__DATA SUPPLIED__:

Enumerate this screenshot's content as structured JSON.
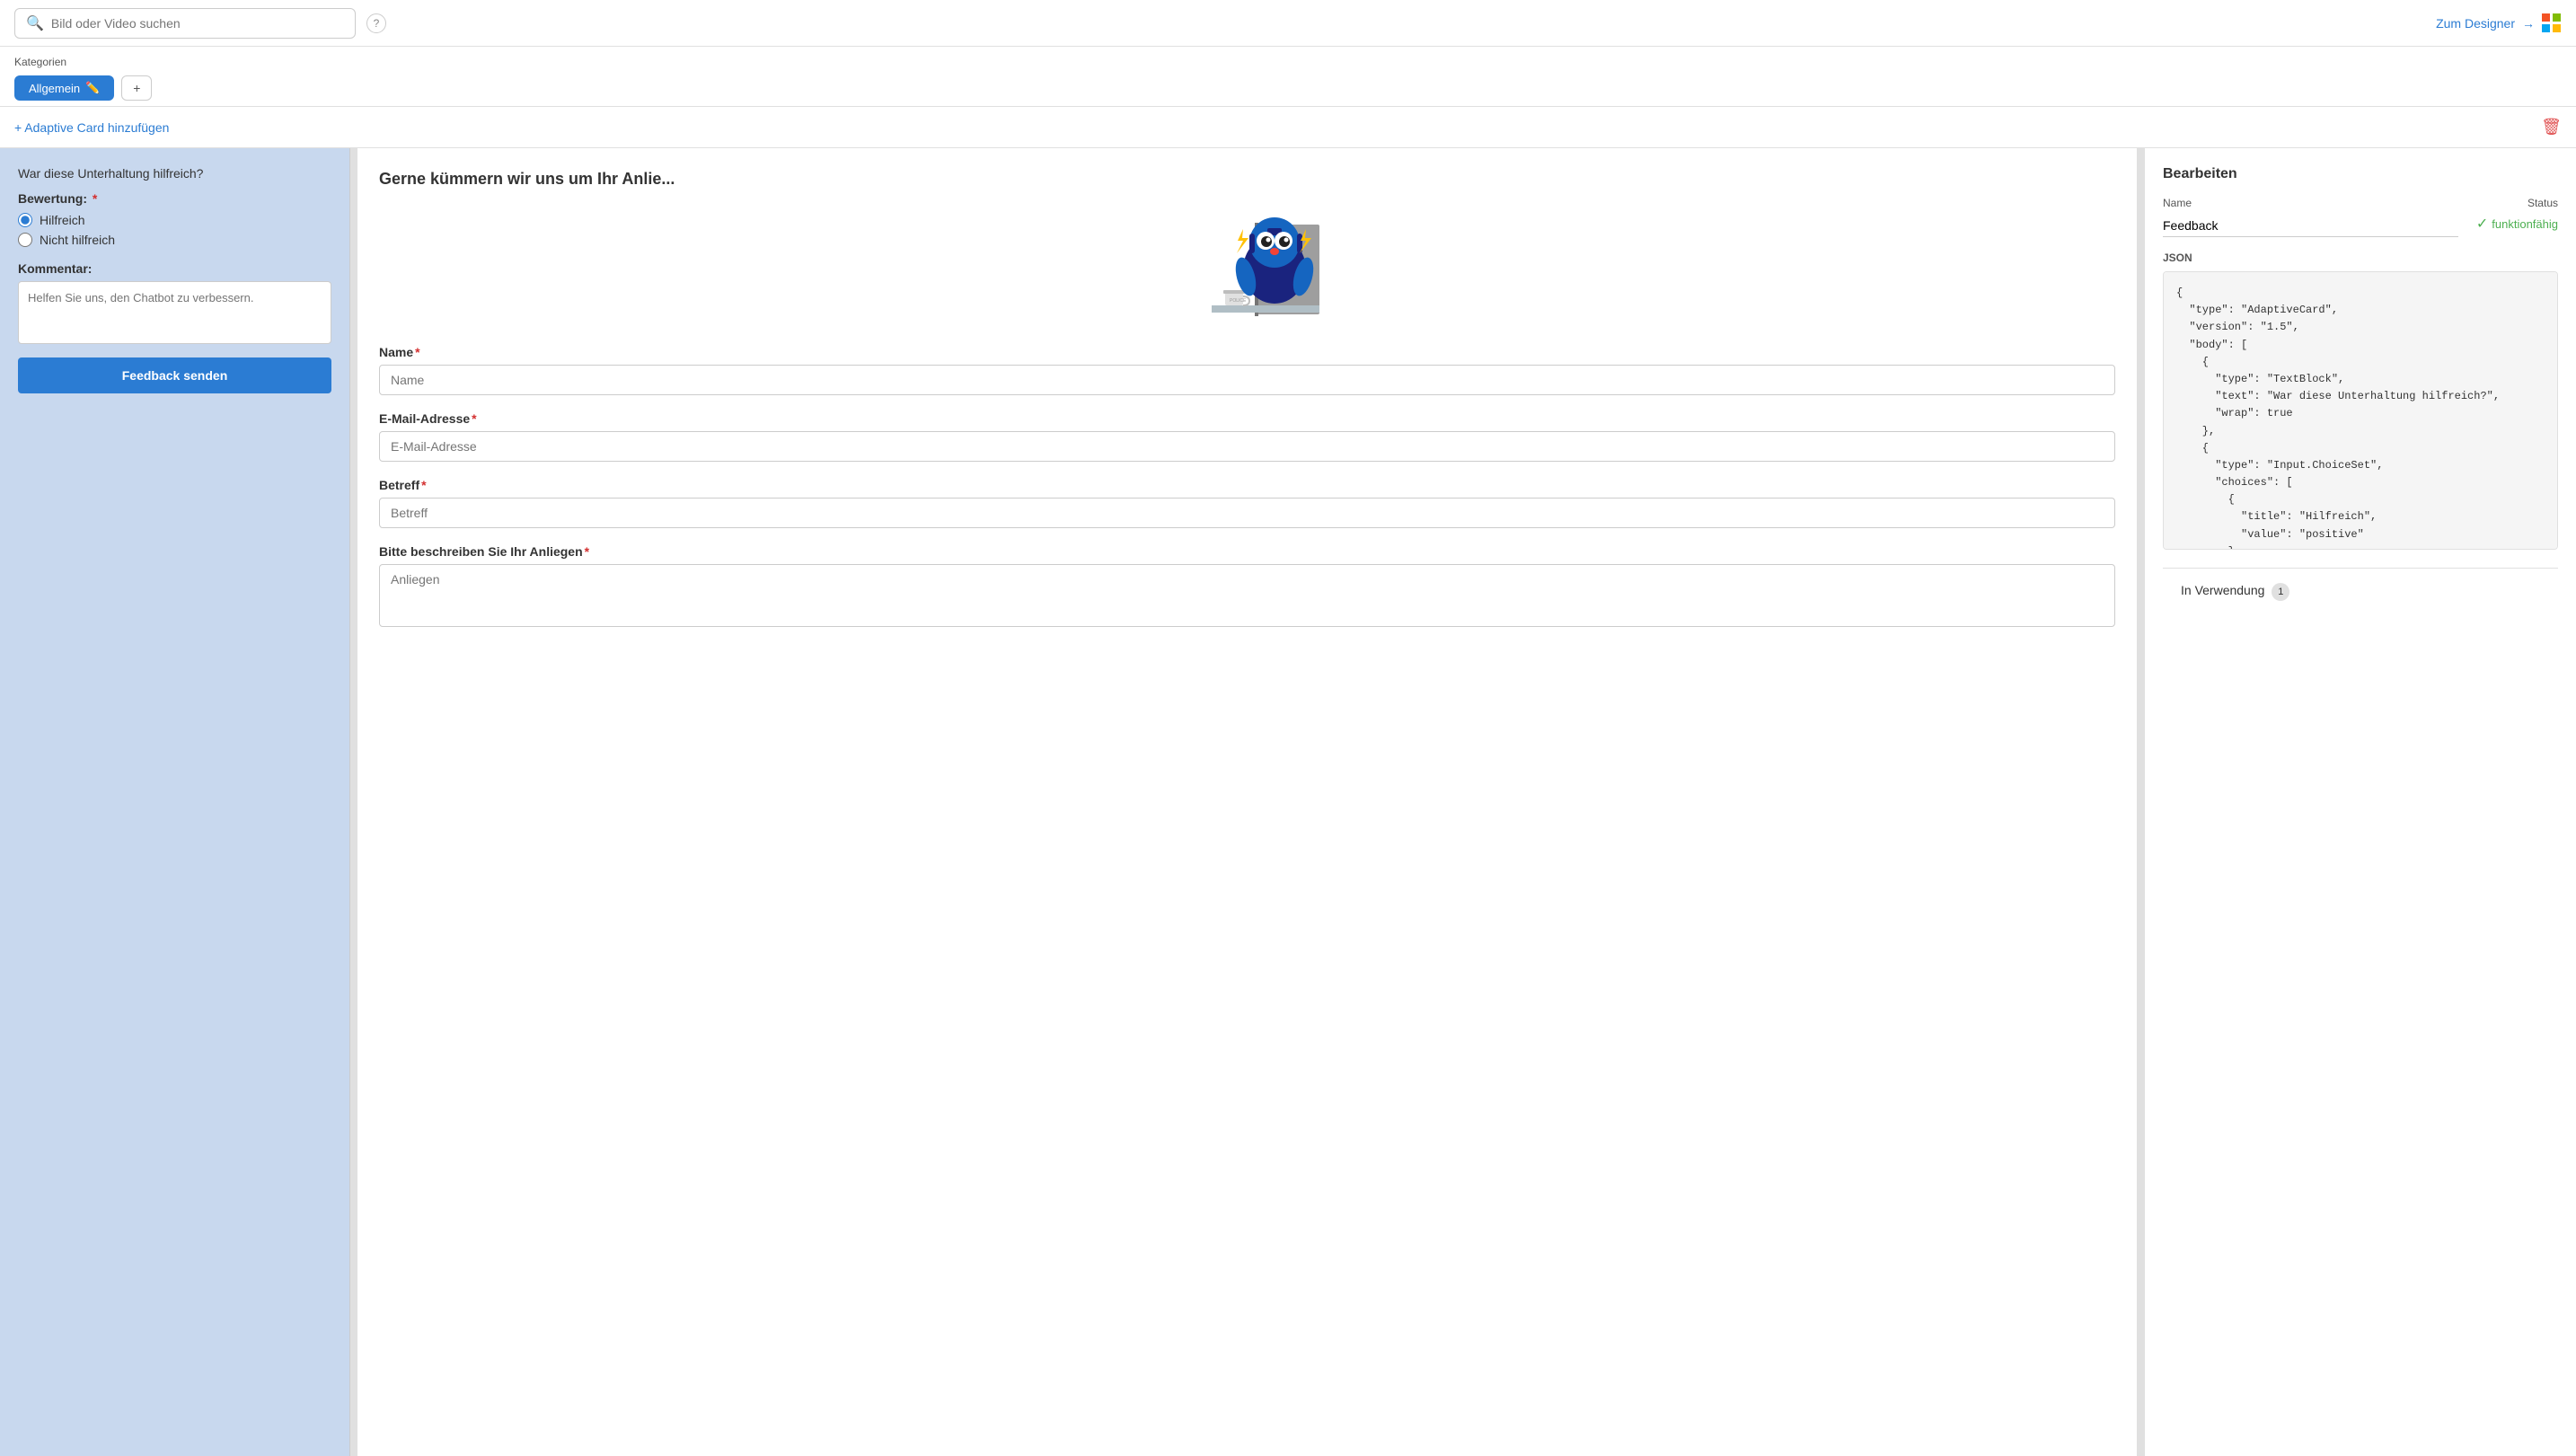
{
  "topbar": {
    "search_placeholder": "Bild oder Video suchen",
    "designer_link": "Zum Designer",
    "designer_arrow": "→"
  },
  "categories": {
    "label": "Kategorien",
    "active_tab": "Allgemein",
    "add_label": "+"
  },
  "add_card": {
    "label": "+ Adaptive Card hinzufügen"
  },
  "card_preview": {
    "question": "War diese Unterhaltung hilfreich?",
    "rating_label": "Bewertung:",
    "options": [
      "Hilfreich",
      "Nicht hilfreich"
    ],
    "comment_label": "Kommentar:",
    "comment_placeholder": "Helfen Sie uns, den Chatbot zu verbessern.",
    "submit_button": "Feedback senden"
  },
  "form_preview": {
    "title": "Gerne kümmern wir uns um Ihr Anlie...",
    "name_label": "Name",
    "name_placeholder": "Name",
    "email_label": "E-Mail-Adresse",
    "email_placeholder": "E-Mail-Adresse",
    "subject_label": "Betreff",
    "subject_placeholder": "Betreff",
    "description_label": "Bitte beschreiben Sie Ihr Anliegen",
    "description_placeholder": "Anliegen"
  },
  "editor": {
    "title": "Bearbeiten",
    "name_label": "Name",
    "name_value": "Feedback",
    "status_label": "Status",
    "status_value": "funktionfähig",
    "json_label": "JSON",
    "json_content": "{\n  \"type\": \"AdaptiveCard\",\n  \"version\": \"1.5\",\n  \"body\": [\n    {\n      \"type\": \"TextBlock\",\n      \"text\": \"War diese Unterhaltung hilfreich?\",\n      \"wrap\": true\n    },\n    {\n      \"type\": \"Input.ChoiceSet\",\n      \"choices\": [\n        {\n          \"title\": \"Hilfreich\",\n          \"value\": \"positive\"\n        },"
  },
  "in_verwendung": {
    "title": "In Verwendung",
    "count": "1"
  }
}
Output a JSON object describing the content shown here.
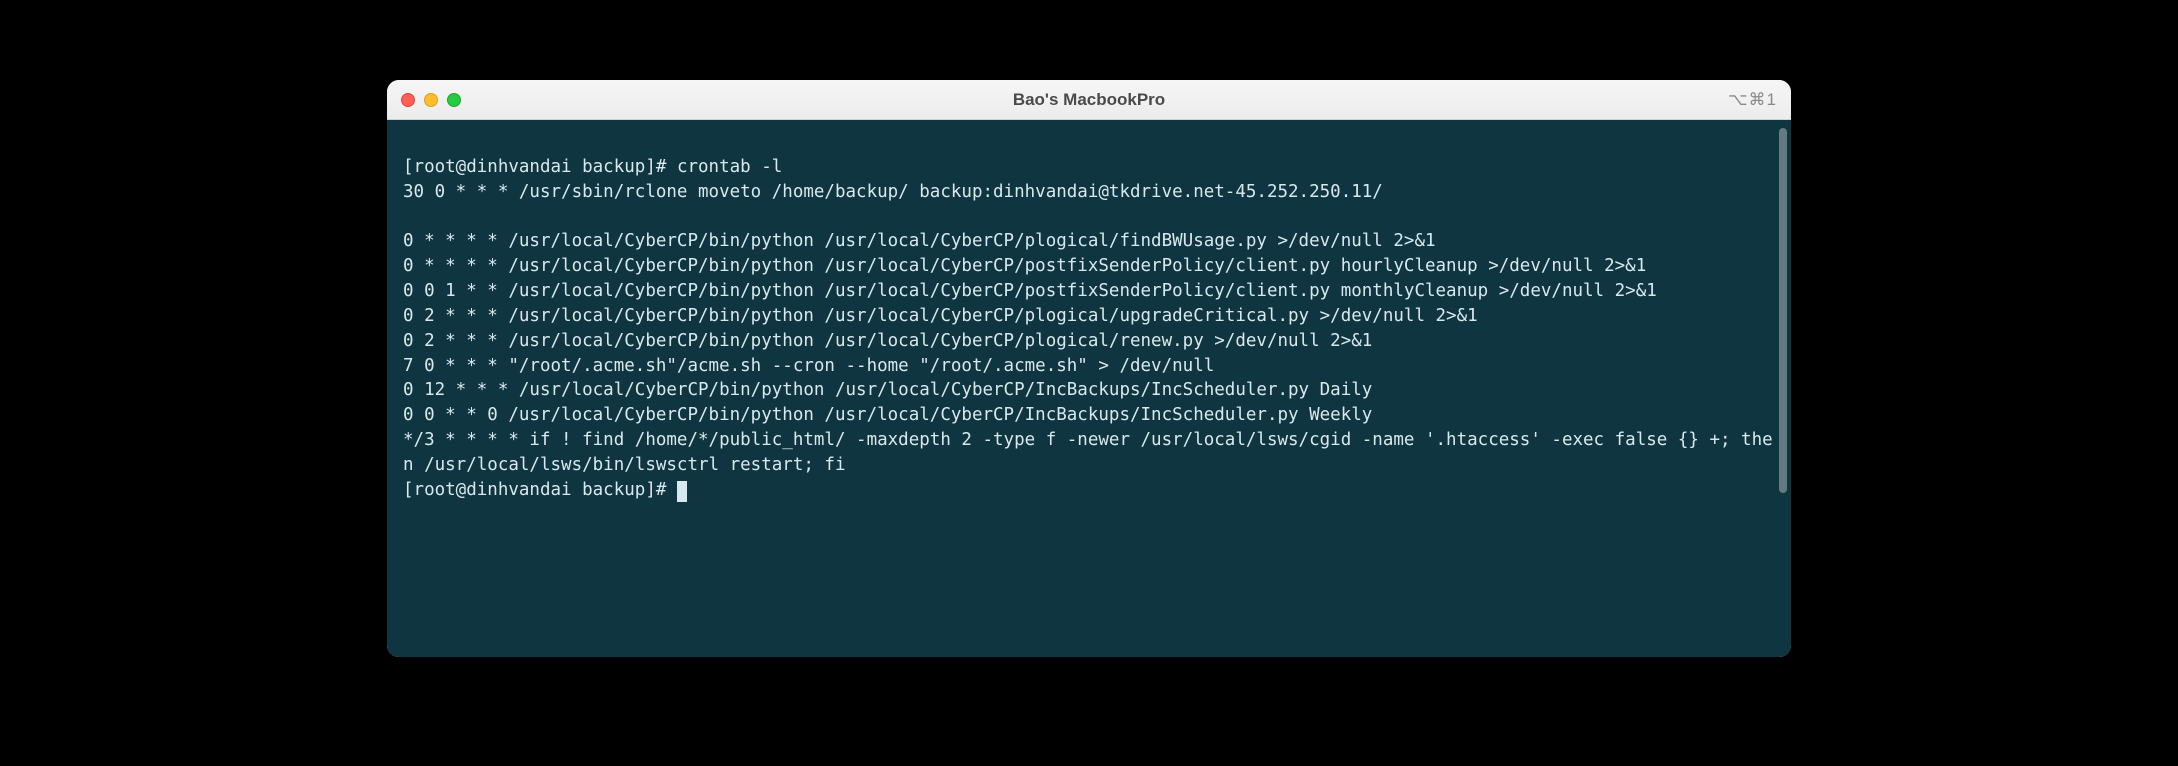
{
  "window": {
    "title": "Bao's MacbookPro",
    "shortcut": "⌥⌘1"
  },
  "prompt": {
    "text": "[root@dinhvandai backup]# "
  },
  "command": "crontab -l",
  "output_lines": [
    "30 0 * * * /usr/sbin/rclone moveto /home/backup/ backup:dinhvandai@tkdrive.net-45.252.250.11/",
    "",
    "0 * * * * /usr/local/CyberCP/bin/python /usr/local/CyberCP/plogical/findBWUsage.py >/dev/null 2>&1",
    "0 * * * * /usr/local/CyberCP/bin/python /usr/local/CyberCP/postfixSenderPolicy/client.py hourlyCleanup >/dev/null 2>&1",
    "0 0 1 * * /usr/local/CyberCP/bin/python /usr/local/CyberCP/postfixSenderPolicy/client.py monthlyCleanup >/dev/null 2>&1",
    "0 2 * * * /usr/local/CyberCP/bin/python /usr/local/CyberCP/plogical/upgradeCritical.py >/dev/null 2>&1",
    "0 2 * * * /usr/local/CyberCP/bin/python /usr/local/CyberCP/plogical/renew.py >/dev/null 2>&1",
    "7 0 * * * \"/root/.acme.sh\"/acme.sh --cron --home \"/root/.acme.sh\" > /dev/null",
    "0 12 * * * /usr/local/CyberCP/bin/python /usr/local/CyberCP/IncBackups/IncScheduler.py Daily",
    "0 0 * * 0 /usr/local/CyberCP/bin/python /usr/local/CyberCP/IncBackups/IncScheduler.py Weekly",
    "*/3 * * * * if ! find /home/*/public_html/ -maxdepth 2 -type f -newer /usr/local/lsws/cgid -name '.htaccess' -exec false {} +; then /usr/local/lsws/bin/lswsctrl restart; fi"
  ]
}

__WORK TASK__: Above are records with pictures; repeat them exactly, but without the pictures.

__SOLUTION TO THIS TASK__:
Enumerate this screenshot's content as structured JSON.
{
  "topbar": {
    "search_placeholder": "Bild oder Video suchen",
    "designer_link": "Zum Designer",
    "designer_arrow": "→"
  },
  "categories": {
    "label": "Kategorien",
    "active_tab": "Allgemein",
    "add_label": "+"
  },
  "add_card": {
    "label": "+ Adaptive Card hinzufügen"
  },
  "card_preview": {
    "question": "War diese Unterhaltung hilfreich?",
    "rating_label": "Bewertung:",
    "options": [
      "Hilfreich",
      "Nicht hilfreich"
    ],
    "comment_label": "Kommentar:",
    "comment_placeholder": "Helfen Sie uns, den Chatbot zu verbessern.",
    "submit_button": "Feedback senden"
  },
  "form_preview": {
    "title": "Gerne kümmern wir uns um Ihr Anlie...",
    "name_label": "Name",
    "name_placeholder": "Name",
    "email_label": "E-Mail-Adresse",
    "email_placeholder": "E-Mail-Adresse",
    "subject_label": "Betreff",
    "subject_placeholder": "Betreff",
    "description_label": "Bitte beschreiben Sie Ihr Anliegen",
    "description_placeholder": "Anliegen"
  },
  "editor": {
    "title": "Bearbeiten",
    "name_label": "Name",
    "name_value": "Feedback",
    "status_label": "Status",
    "status_value": "funktionfähig",
    "json_label": "JSON",
    "json_content": "{\n  \"type\": \"AdaptiveCard\",\n  \"version\": \"1.5\",\n  \"body\": [\n    {\n      \"type\": \"TextBlock\",\n      \"text\": \"War diese Unterhaltung hilfreich?\",\n      \"wrap\": true\n    },\n    {\n      \"type\": \"Input.ChoiceSet\",\n      \"choices\": [\n        {\n          \"title\": \"Hilfreich\",\n          \"value\": \"positive\"\n        },"
  },
  "in_verwendung": {
    "title": "In Verwendung",
    "count": "1"
  }
}
Output a JSON object describing the content shown here.
{
  "window": {
    "title": "Bao's MacbookPro",
    "shortcut": "⌥⌘1"
  },
  "prompt": {
    "text": "[root@dinhvandai backup]# "
  },
  "command": "crontab -l",
  "output_lines": [
    "30 0 * * * /usr/sbin/rclone moveto /home/backup/ backup:dinhvandai@tkdrive.net-45.252.250.11/",
    "",
    "0 * * * * /usr/local/CyberCP/bin/python /usr/local/CyberCP/plogical/findBWUsage.py >/dev/null 2>&1",
    "0 * * * * /usr/local/CyberCP/bin/python /usr/local/CyberCP/postfixSenderPolicy/client.py hourlyCleanup >/dev/null 2>&1",
    "0 0 1 * * /usr/local/CyberCP/bin/python /usr/local/CyberCP/postfixSenderPolicy/client.py monthlyCleanup >/dev/null 2>&1",
    "0 2 * * * /usr/local/CyberCP/bin/python /usr/local/CyberCP/plogical/upgradeCritical.py >/dev/null 2>&1",
    "0 2 * * * /usr/local/CyberCP/bin/python /usr/local/CyberCP/plogical/renew.py >/dev/null 2>&1",
    "7 0 * * * \"/root/.acme.sh\"/acme.sh --cron --home \"/root/.acme.sh\" > /dev/null",
    "0 12 * * * /usr/local/CyberCP/bin/python /usr/local/CyberCP/IncBackups/IncScheduler.py Daily",
    "0 0 * * 0 /usr/local/CyberCP/bin/python /usr/local/CyberCP/IncBackups/IncScheduler.py Weekly",
    "*/3 * * * * if ! find /home/*/public_html/ -maxdepth 2 -type f -newer /usr/local/lsws/cgid -name '.htaccess' -exec false {} +; then /usr/local/lsws/bin/lswsctrl restart; fi"
  ]
}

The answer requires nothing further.